→ PROBLEM DESCRIPTION: Extract every line from the records below that contains the word "true".

→ DATASET:
^^^^^^^^

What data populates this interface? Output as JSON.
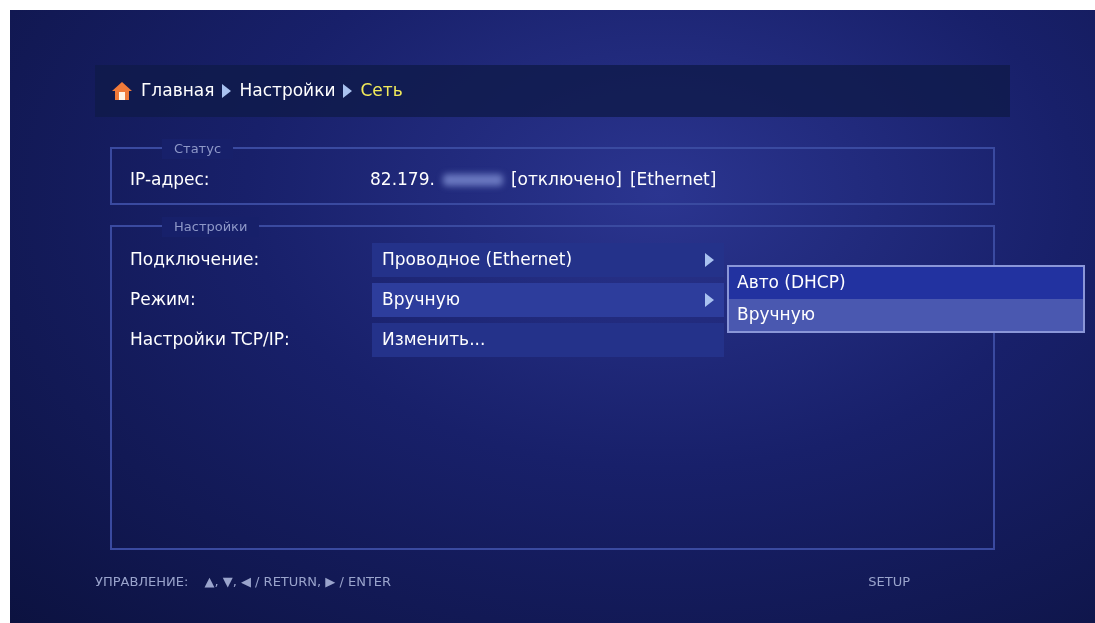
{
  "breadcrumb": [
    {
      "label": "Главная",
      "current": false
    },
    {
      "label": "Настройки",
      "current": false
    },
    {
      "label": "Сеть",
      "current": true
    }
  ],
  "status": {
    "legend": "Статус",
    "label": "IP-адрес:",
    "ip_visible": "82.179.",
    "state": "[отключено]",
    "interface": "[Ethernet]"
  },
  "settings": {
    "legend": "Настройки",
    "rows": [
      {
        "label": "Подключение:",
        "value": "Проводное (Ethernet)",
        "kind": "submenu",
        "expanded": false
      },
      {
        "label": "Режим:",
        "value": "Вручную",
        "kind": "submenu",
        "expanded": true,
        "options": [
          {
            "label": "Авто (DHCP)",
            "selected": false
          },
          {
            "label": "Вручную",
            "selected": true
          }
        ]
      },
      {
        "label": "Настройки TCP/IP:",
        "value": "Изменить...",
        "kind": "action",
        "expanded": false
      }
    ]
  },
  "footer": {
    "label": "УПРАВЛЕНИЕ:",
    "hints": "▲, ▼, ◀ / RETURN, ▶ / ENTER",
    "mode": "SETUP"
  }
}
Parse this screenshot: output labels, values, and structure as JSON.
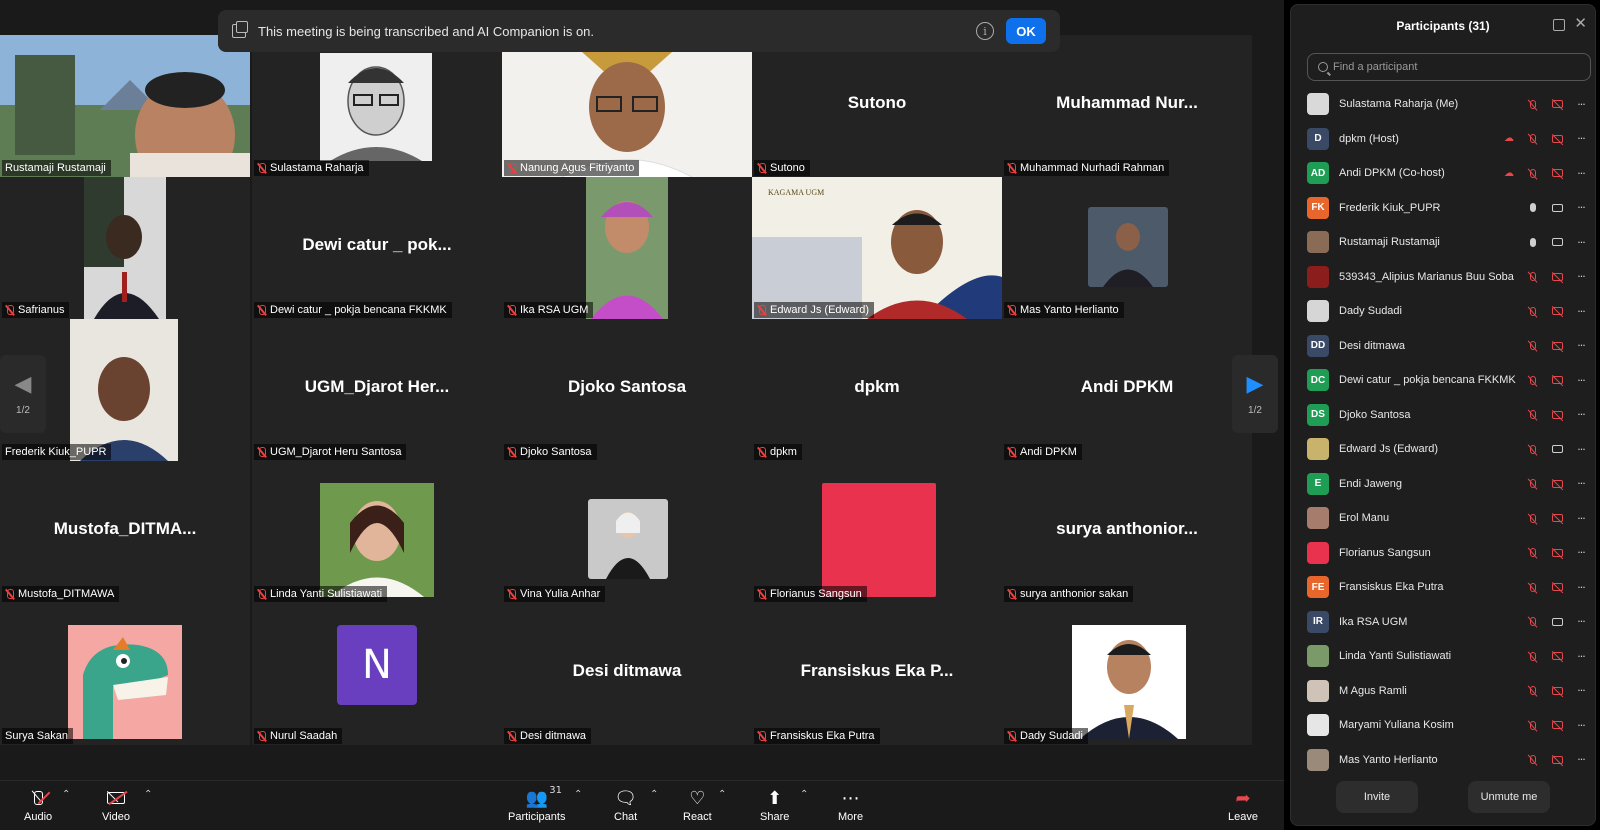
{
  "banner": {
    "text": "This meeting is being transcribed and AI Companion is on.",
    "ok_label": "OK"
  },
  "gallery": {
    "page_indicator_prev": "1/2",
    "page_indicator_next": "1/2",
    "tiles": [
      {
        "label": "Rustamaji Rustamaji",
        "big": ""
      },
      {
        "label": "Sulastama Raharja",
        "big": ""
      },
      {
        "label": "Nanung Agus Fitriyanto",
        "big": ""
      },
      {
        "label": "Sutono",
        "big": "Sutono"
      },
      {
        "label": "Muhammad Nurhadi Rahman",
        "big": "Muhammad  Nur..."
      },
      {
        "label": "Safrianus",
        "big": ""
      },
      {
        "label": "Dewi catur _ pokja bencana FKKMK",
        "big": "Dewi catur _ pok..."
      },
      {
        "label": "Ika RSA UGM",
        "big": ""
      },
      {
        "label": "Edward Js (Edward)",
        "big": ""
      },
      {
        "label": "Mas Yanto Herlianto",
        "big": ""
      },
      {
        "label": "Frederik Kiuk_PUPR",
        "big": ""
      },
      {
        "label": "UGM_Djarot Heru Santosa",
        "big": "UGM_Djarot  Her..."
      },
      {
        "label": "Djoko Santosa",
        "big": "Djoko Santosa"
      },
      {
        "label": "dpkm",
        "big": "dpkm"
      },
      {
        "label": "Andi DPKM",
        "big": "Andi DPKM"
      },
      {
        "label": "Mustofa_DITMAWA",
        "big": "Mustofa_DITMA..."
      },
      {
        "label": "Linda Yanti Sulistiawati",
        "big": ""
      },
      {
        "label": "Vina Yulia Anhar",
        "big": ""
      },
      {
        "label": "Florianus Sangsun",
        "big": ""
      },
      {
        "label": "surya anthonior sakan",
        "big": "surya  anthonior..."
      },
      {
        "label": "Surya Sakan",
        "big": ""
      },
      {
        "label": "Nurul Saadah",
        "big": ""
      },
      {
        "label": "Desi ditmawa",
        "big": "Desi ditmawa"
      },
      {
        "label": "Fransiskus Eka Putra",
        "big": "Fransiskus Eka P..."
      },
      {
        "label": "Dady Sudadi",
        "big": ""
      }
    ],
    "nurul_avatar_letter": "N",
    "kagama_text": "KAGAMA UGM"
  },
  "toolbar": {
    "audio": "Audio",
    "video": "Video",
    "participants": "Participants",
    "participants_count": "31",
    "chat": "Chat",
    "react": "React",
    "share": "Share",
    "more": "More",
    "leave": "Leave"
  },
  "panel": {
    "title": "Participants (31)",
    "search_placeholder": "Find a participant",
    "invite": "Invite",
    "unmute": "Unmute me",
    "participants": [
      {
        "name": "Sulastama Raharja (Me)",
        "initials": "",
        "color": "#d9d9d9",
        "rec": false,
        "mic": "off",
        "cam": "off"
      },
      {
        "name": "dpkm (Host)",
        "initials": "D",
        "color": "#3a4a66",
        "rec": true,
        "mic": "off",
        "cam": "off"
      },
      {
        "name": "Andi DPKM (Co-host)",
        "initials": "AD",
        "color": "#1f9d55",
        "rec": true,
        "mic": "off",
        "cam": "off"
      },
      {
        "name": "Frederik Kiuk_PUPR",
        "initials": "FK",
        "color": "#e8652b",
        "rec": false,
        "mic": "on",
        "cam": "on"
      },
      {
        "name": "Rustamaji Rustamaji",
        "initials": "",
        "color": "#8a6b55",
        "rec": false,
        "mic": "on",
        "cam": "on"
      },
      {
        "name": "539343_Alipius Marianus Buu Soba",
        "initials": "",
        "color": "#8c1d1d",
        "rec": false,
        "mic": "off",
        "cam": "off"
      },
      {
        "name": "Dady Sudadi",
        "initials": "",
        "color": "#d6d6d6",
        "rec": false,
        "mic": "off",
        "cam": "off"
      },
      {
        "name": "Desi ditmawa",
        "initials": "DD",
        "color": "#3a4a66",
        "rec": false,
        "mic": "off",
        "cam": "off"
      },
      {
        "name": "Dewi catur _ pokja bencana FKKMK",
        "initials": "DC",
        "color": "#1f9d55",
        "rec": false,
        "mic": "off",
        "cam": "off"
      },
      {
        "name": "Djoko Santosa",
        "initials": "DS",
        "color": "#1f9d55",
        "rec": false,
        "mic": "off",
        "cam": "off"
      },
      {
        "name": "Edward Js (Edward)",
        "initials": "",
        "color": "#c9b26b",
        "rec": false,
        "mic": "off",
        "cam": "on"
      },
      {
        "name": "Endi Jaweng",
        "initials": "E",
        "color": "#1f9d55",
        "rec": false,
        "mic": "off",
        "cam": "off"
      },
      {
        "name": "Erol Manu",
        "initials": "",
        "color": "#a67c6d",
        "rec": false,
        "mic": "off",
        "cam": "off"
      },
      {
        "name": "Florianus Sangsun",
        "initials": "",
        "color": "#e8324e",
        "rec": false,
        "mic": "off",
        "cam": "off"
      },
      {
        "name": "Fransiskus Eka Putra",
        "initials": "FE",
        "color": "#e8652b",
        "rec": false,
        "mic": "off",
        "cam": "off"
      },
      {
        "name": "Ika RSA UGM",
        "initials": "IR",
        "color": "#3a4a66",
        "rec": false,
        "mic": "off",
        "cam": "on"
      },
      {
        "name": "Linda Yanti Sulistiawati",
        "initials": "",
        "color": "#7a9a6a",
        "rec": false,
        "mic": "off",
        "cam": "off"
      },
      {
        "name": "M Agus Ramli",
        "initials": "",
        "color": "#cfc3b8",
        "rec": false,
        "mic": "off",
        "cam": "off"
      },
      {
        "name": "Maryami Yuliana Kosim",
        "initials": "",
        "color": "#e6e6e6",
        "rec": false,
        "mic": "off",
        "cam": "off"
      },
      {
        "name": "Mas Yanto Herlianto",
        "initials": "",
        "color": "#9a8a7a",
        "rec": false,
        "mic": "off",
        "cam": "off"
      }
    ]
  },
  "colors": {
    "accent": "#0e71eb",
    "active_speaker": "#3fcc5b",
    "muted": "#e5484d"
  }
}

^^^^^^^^

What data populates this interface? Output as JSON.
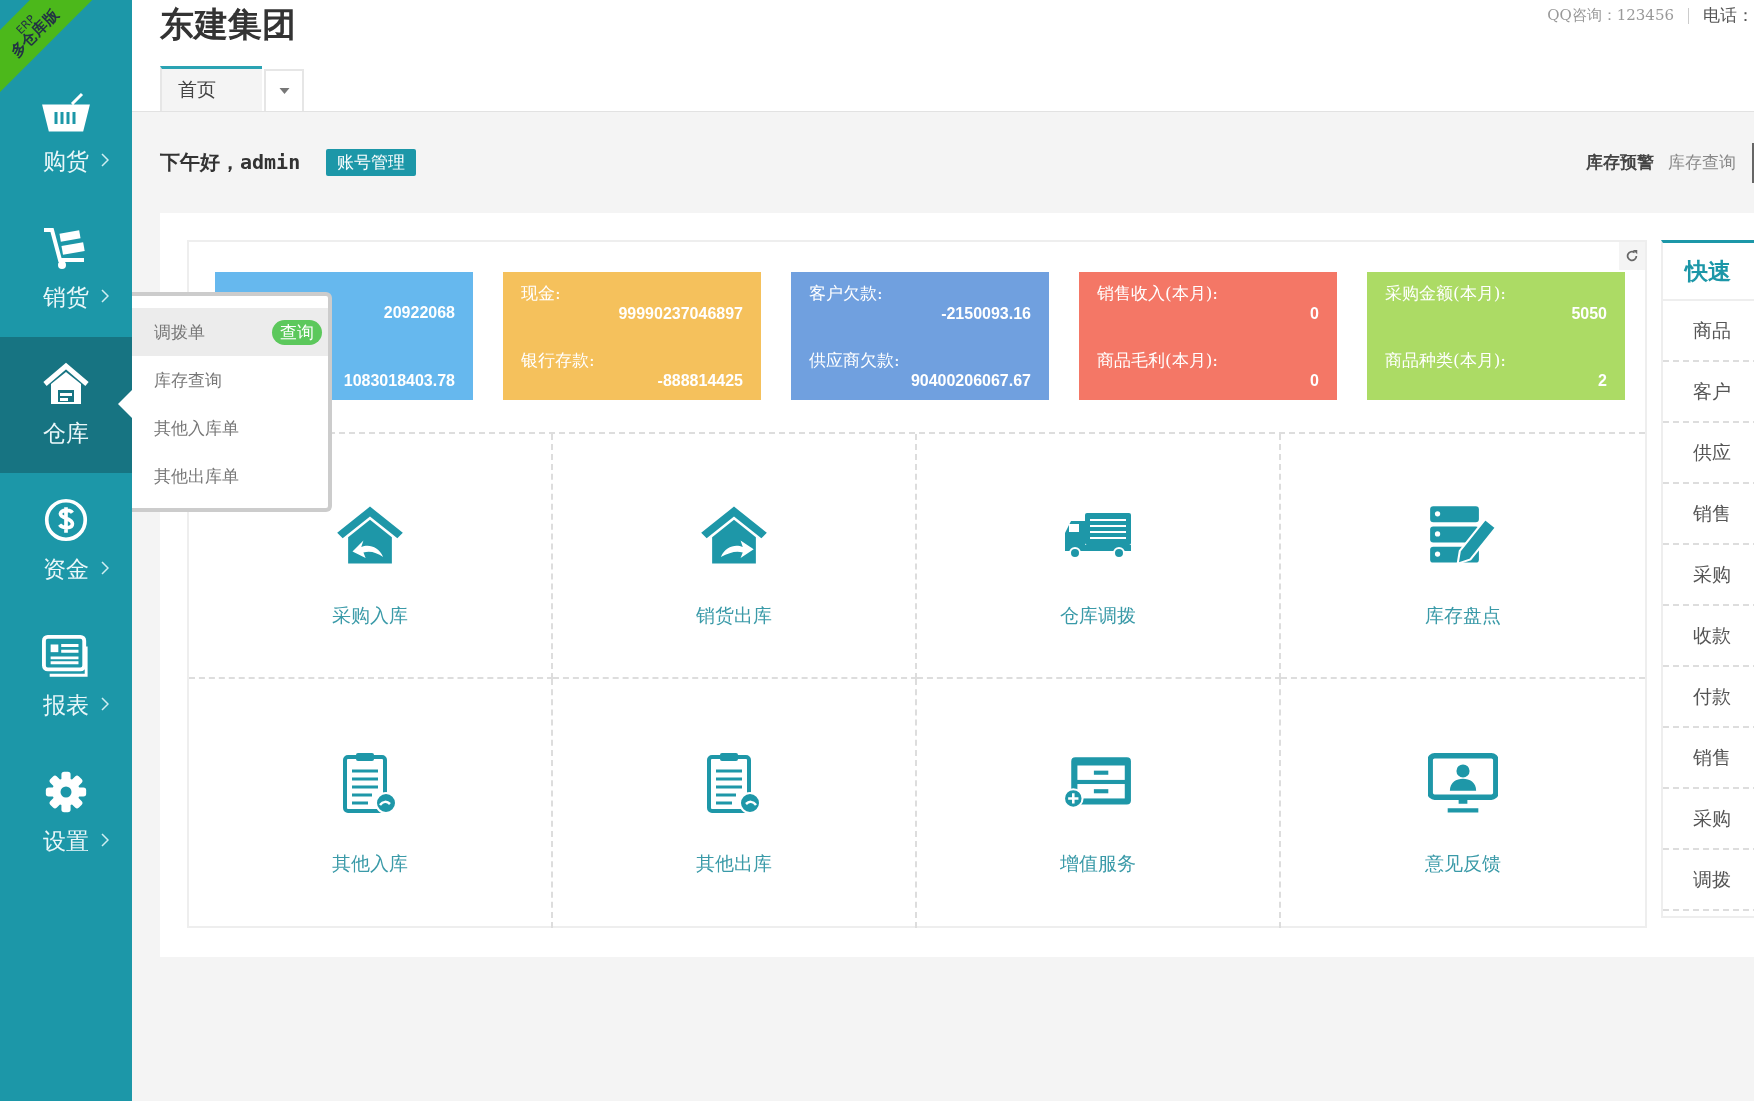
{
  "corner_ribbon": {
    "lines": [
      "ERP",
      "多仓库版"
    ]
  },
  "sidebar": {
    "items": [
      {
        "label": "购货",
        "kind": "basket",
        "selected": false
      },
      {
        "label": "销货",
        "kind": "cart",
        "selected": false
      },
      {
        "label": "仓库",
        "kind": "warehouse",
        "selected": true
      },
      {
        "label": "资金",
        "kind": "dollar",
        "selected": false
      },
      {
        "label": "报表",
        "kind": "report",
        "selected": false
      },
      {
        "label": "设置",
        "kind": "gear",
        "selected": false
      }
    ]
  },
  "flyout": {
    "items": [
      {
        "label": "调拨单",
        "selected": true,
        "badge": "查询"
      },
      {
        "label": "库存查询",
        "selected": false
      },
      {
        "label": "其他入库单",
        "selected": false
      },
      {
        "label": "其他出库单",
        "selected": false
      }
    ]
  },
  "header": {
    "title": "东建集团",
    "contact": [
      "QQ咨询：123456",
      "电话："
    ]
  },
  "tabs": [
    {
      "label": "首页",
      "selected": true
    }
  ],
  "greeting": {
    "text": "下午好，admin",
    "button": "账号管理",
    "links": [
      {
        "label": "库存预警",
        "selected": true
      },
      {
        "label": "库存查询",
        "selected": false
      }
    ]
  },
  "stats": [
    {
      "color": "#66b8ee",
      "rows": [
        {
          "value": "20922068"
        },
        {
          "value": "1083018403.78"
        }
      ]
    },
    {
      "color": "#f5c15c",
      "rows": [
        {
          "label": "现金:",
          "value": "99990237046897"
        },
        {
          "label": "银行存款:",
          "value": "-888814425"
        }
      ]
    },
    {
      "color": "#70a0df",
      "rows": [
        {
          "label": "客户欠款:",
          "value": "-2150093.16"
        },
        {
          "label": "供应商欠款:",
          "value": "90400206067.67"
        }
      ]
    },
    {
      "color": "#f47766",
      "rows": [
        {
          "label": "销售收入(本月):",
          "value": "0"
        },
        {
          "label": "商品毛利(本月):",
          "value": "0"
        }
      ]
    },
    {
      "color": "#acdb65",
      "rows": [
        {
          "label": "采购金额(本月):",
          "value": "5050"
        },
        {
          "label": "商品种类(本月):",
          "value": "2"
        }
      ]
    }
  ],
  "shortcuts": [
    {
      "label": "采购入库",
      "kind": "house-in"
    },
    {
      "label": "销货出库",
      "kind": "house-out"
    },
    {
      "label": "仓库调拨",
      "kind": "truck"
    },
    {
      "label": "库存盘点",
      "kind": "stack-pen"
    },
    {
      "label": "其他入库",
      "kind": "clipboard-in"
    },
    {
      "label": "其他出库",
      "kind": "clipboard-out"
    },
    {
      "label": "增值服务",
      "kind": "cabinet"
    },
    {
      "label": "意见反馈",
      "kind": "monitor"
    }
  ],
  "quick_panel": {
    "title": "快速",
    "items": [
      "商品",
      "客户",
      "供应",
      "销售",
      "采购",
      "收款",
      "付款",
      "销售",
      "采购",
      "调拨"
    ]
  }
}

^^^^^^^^

→ EXERCISE OUTPUT:
      "current": true
        "expanded": true,
            "selected": true
        "rec": true,
        "rec": true,
        "selected": true
        "selected": true,
      "selected": true
        "selected": true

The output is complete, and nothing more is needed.